When asked if a military/law enforcement strategy is "the proper and right strategy" to combat the drug trade, Rice responded, "I see no other way than to be very tough on organized crime, to be capable of dealing with these very violent people who are trying to terrorize the population, who are trying to carry out their criminal activities. I see no other way."
Dr. Rice has obviously not read studies that show that drug treatment is much more cost effective than law enforcement strategies.

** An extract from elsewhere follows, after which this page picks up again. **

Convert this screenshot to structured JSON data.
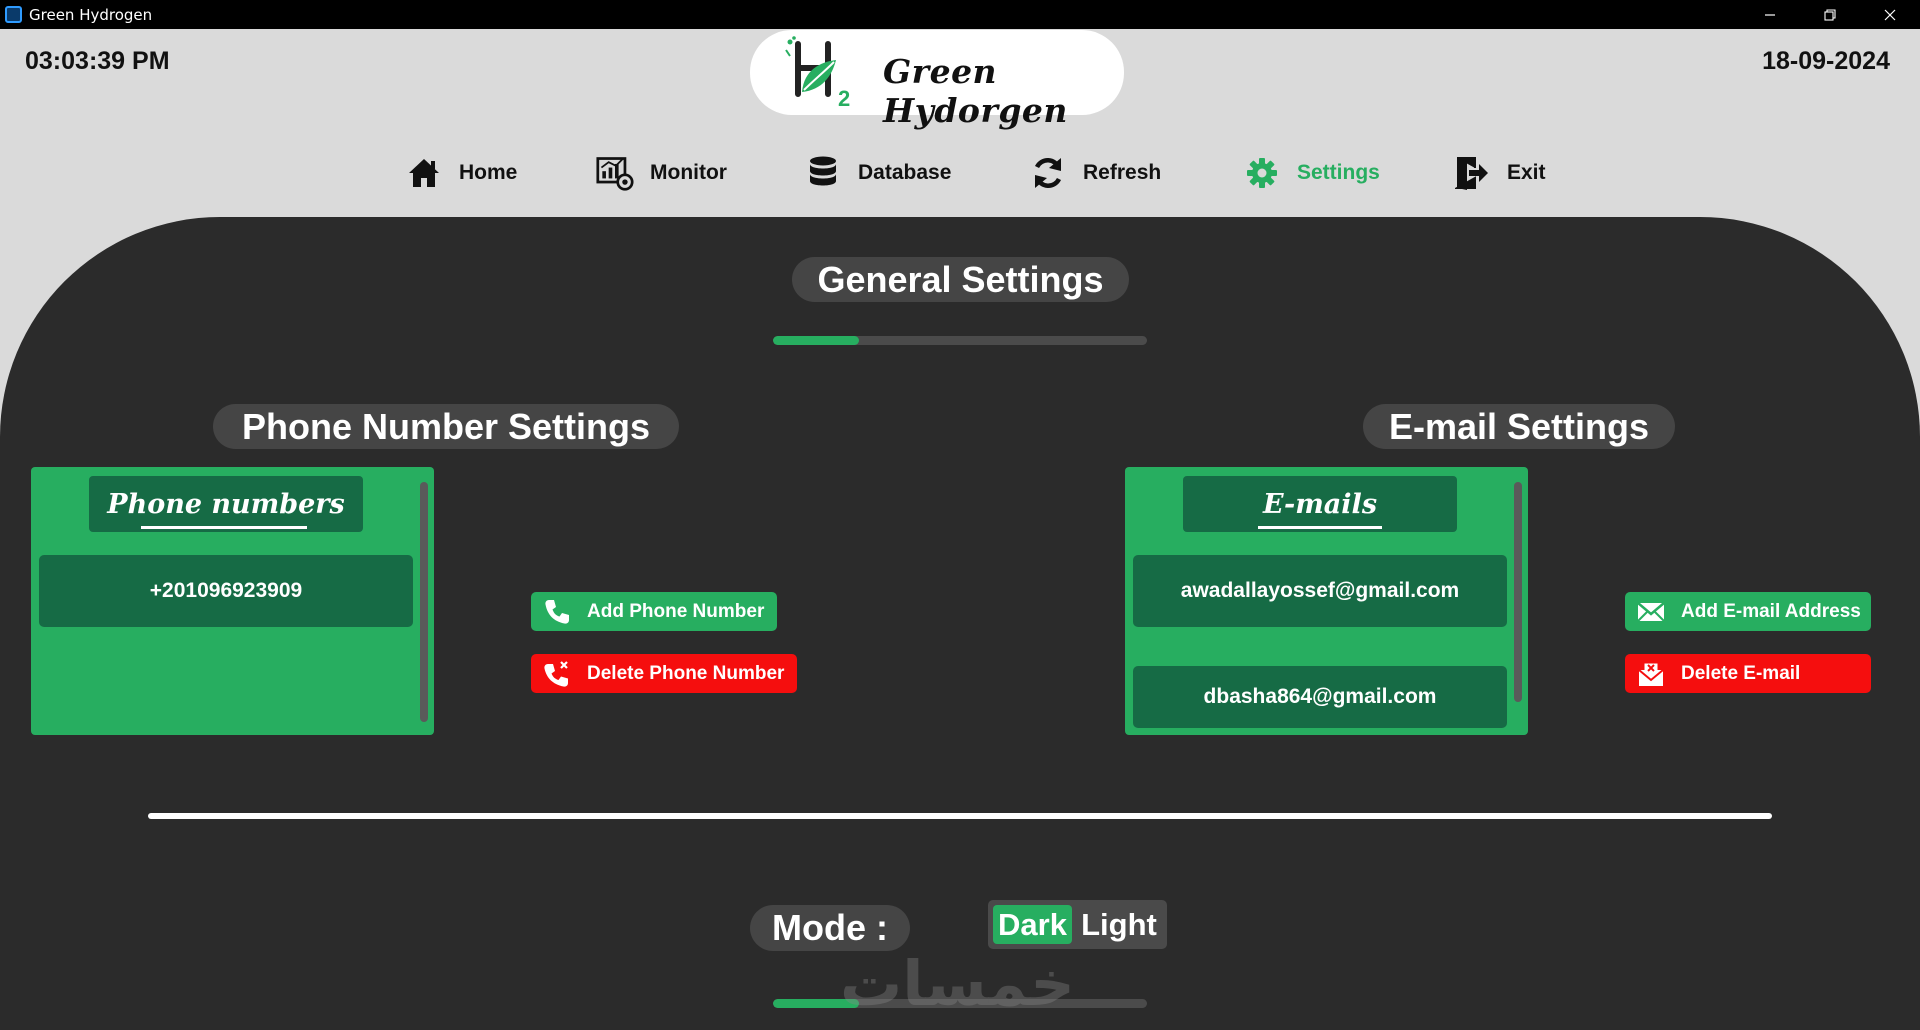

Rice also rewrote Mexican history during her interview with Televisa in order to justify President Felipe Calderon's highly controversial use of the military to combat drug cartels and perform police duties in the war on organized crime. When asked for her opinion on Calderon's military strategy, Rice told Televisa, "Mexico is a democratic country with a democratically elected president who has gone to his people, gone to his legislative branch, and developed this strategy."
There are several factual errors in Rice's statement. The first is regarding Calderon's status as a "democratically elected president." Calderon took the presidency thanks to massive voter fraud in 2006. Urns stuffed full of uncounted votes turned up in dumpsters in zones that overwhelmingly supported opposition candidate Andres Manuel Lopez Obrador. Vote tallies were padded in favor of Calderon. Entire pro-Calderon precincts were counted twice in the final tally. Ballot boxes were found stuffed full of illegal votes. In some polling places, there were more illegal votes than actual voters. Narco News has demonstrated that these fraudulent practices combined clearly tipped the election in Calderon's favor.
Rice is also incorrect when she states that Calderon went to the legislative branch to develop his military strategy. Far from being a plan developed along with the legislative branch, Calderon deployed the troops without seeking Congress' approval first. Calderon's strategy of utilizing the military for policing functions is highly controversial, to the point where some members of Congress have considered revoking Calderon's authority to deploy troops without congressional approval. It's not even clear if Calderon's use of the troops is legal: Gen. Jose Francisco Gallardo notes that the use of the military in civilian police jurisdictions violates Article 21 of the Mexican constitution.